###
Contact: Allen Meyer, 303-492-8239
Allen.Meyer@colorado.edu
Steve Schmidt, 303-492-6248
Steve.Schmidt@colorado.edu
Jim Scott 303-492-3114

Alen Meyer | EurekAlert!
Further information:
http://www.colorado.edu/

More articles from Life Sciences:

nachricht A new technique isolates neuronal activity during memory consolidation
22.06.2017 | Spanish National Research Council (CSIC)

nachricht CWRU researchers find a chemical solution to shrink digital data storage
22.06.2017 | Case Western Reserve University

All articles from Life Sciences >>>

The most recent press releases about innovation >>>

Die letzten 5 Focus-News des innovations-reports im Überblick:

Im Focus: Climate satellite: Tracking methane with robust laser technology

Heatwaves in the Arctic, longer periods of vegetation in Europe, severe floods in West Africa – starting in 2021, scientists want to explore the emissions of the greenhouse gas methane with the German-French satellite MERLIN. This is made possible by a new robust laser system of the Fraunhofer Institute for Laser Technology ILT in Aachen, which achieves unprecedented measurement accuracy.

Methane is primarily the result of the decomposition of organic matter. The gas has a 25 times greater warming potential than carbon dioxide, but is not as...

Im Focus: How protons move through a fuel cell

Hydrogen is regarded as the energy source of the future: It is produced with solar power and can be used to generate heat and electricity in fuel cells. Empa researchers have now succeeded in decoding the movement of hydrogen ions in crystals – a key step towards more efficient energy conversion in the hydrogen industry of tomorrow.

As charge carriers, electrons and ions play the leading role in electrochemical energy storage devices and converters such as batteries and fuel cells. Proton...

Im Focus: A unique data centre for cosmological simulations

Scientists from the Excellence Cluster Universe at the Ludwig-Maximilians-Universität Munich have establised "Cosmowebportal", a unique data centre for cosmological simulations located at the Leibniz Supercomputing Centre (LRZ) of the Bavarian Academy of Sciences. The complete results of a series of large hydrodynamical cosmological simulations are available, with data volumes typically exceeding several hundred terabytes. Scientists worldwide can interactively explore these complex simulations via a web interface and directly access the results.

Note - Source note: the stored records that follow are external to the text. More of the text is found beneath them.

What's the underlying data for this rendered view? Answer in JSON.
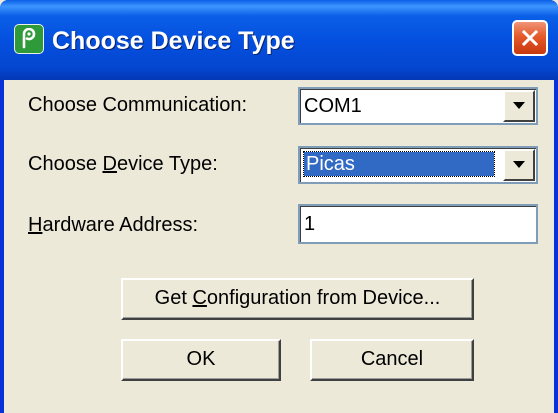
{
  "window": {
    "title": "Choose Device Type",
    "app_icon": "app-logo-icon",
    "close_icon": "close-icon"
  },
  "form": {
    "communication": {
      "label_pre": "Choose Communication:",
      "value": "COM1"
    },
    "device_type": {
      "label_pre": "Choose ",
      "label_mnemonic": "D",
      "label_post": "evice Type:",
      "value": "Picas"
    },
    "hardware_address": {
      "label_mnemonic": "H",
      "label_post": "ardware Address:",
      "value": "1"
    }
  },
  "buttons": {
    "get_config": {
      "pre": "Get ",
      "mnemonic": "C",
      "post": "onfiguration from Device..."
    },
    "ok": "OK",
    "cancel": "Cancel"
  },
  "colors": {
    "titlebar": "#0550E0",
    "client_bg": "#ECE9D8",
    "selection": "#316AC5",
    "close_button": "#E45A2A"
  }
}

With current telescopes, scientists can observe our Universe’s galaxies and galaxy clusters and their distribution along an invisible cosmic web. From the...

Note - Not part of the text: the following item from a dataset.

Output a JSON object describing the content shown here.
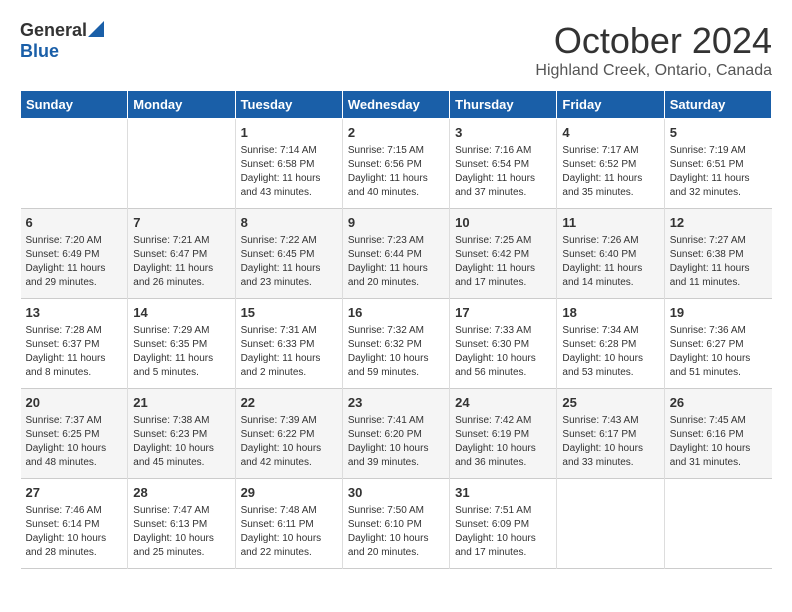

Im Focus: Scientists develop molecular thermometer for contactless measurement using infrared light

Temperature measurements possible even on the smallest scale / Molecular ruby for use in material sciences, biology, and medicine

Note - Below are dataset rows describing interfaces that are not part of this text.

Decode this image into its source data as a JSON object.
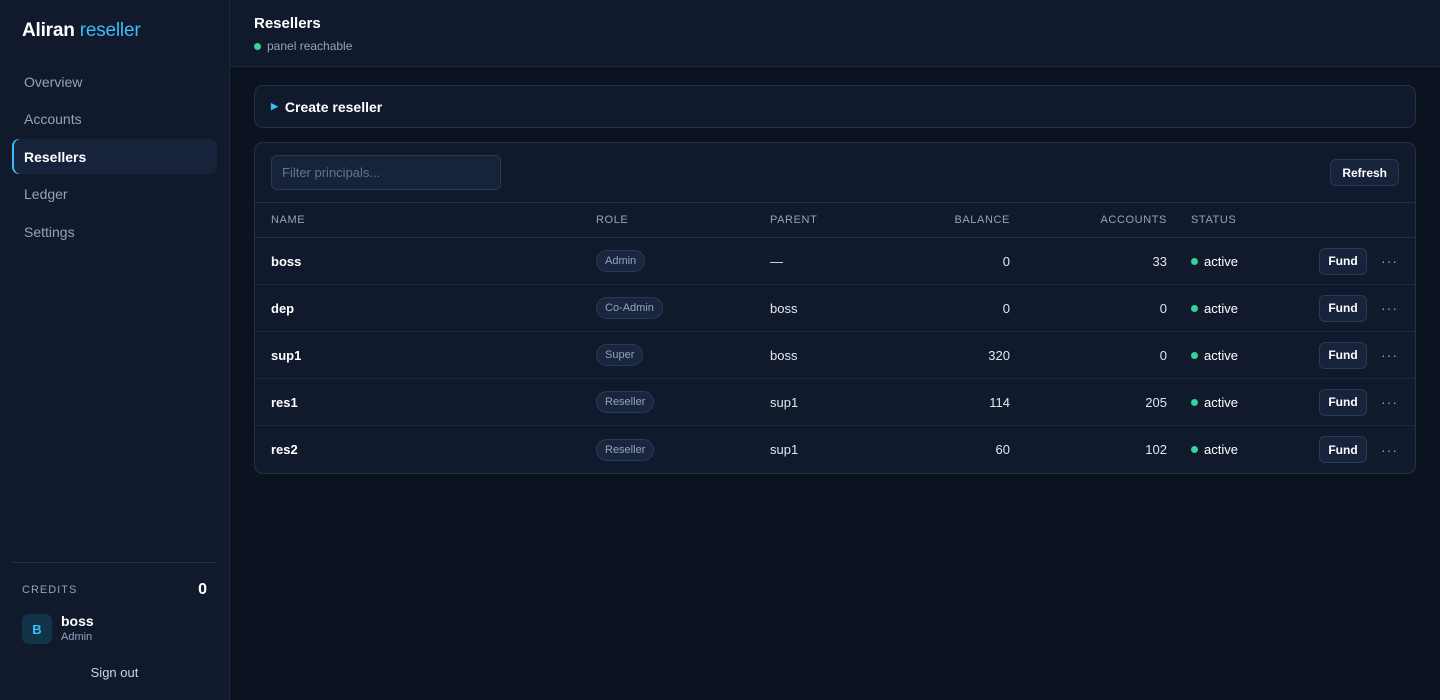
{
  "brand": {
    "name": "Aliran",
    "suffix": "reseller"
  },
  "nav": [
    {
      "label": "Overview",
      "active": false
    },
    {
      "label": "Accounts",
      "active": false
    },
    {
      "label": "Resellers",
      "active": true
    },
    {
      "label": "Ledger",
      "active": false
    },
    {
      "label": "Settings",
      "active": false
    }
  ],
  "credits": {
    "label": "CREDITS",
    "value": "0"
  },
  "user": {
    "initial": "B",
    "name": "boss",
    "role": "Admin"
  },
  "signout_label": "Sign out",
  "header": {
    "title": "Resellers",
    "status": "panel reachable",
    "status_color": "#34d399"
  },
  "create": {
    "label": "Create reseller"
  },
  "filter": {
    "placeholder": "Filter principals...",
    "value": ""
  },
  "refresh_label": "Refresh",
  "table": {
    "columns": [
      "NAME",
      "ROLE",
      "PARENT",
      "BALANCE",
      "ACCOUNTS",
      "STATUS"
    ],
    "rows": [
      {
        "name": "boss",
        "role": "Admin",
        "parent": "—",
        "balance": "0",
        "accounts": "33",
        "status": "active"
      },
      {
        "name": "dep",
        "role": "Co-Admin",
        "parent": "boss",
        "balance": "0",
        "accounts": "0",
        "status": "active"
      },
      {
        "name": "sup1",
        "role": "Super",
        "parent": "boss",
        "balance": "320",
        "accounts": "0",
        "status": "active"
      },
      {
        "name": "res1",
        "role": "Reseller",
        "parent": "sup1",
        "balance": "114",
        "accounts": "205",
        "status": "active"
      },
      {
        "name": "res2",
        "role": "Reseller",
        "parent": "sup1",
        "balance": "60",
        "accounts": "102",
        "status": "active"
      }
    ],
    "fund_label": "Fund",
    "more_label": "···"
  },
  "colors": {
    "accent": "#38bdf8",
    "active_status": "#34d399",
    "background": "#0b1220",
    "panel": "#111a2c"
  }
}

Chemists at Johannes Gutenberg University Mainz (JGU) in cooperation with researchers of the German Federal Institute for Materials Research and Testing (BAM)...

Im Focus: Optoelectronic Inline Measurement – Accurate to the Nanometer

Germany counts high-precision manufacturing processes among its advantages as a location. It’s not just the aerospace and automotive industries that require almost waste-free, high-precision manufacturing to provide an efficient way of testing the shape and orientation tolerances of products. Since current inline measurement technology not yet provides the required accuracy, the Fraunhofer Institute for Laser Technology ILT is collaborating with four renowned industry partners in the INSPIRE project to develop inline sensors with a new accuracy class. Funded by the German Federal Ministry of Education and Research (BMBF), the project is scheduled to run until the end of 2019.

New Manufacturing Technologies for New Products

All Focus news of the innovation-report >>>

Anzeige

Anzeige

Event News

Plants are networkers

19.06.2017 | Event News

Digital Survival Training for Executives

13.06.2017 | Event News

Global Learning Council Summit 2017

13.06.2017 | Event News

 
Latest News

A new technique isolates neuronal activity during memory consolidation

22.06.2017 | Life Sciences

Plant inspiration could lead to flexible electronics

22.06.2017 | Materials Sciences

A rhodium-based catalyst for making organosilicon using less precious metal

22.06.2017 | Materials Sciences

VideoLinks
B2B-VideoLinks
More VideoLinks >>>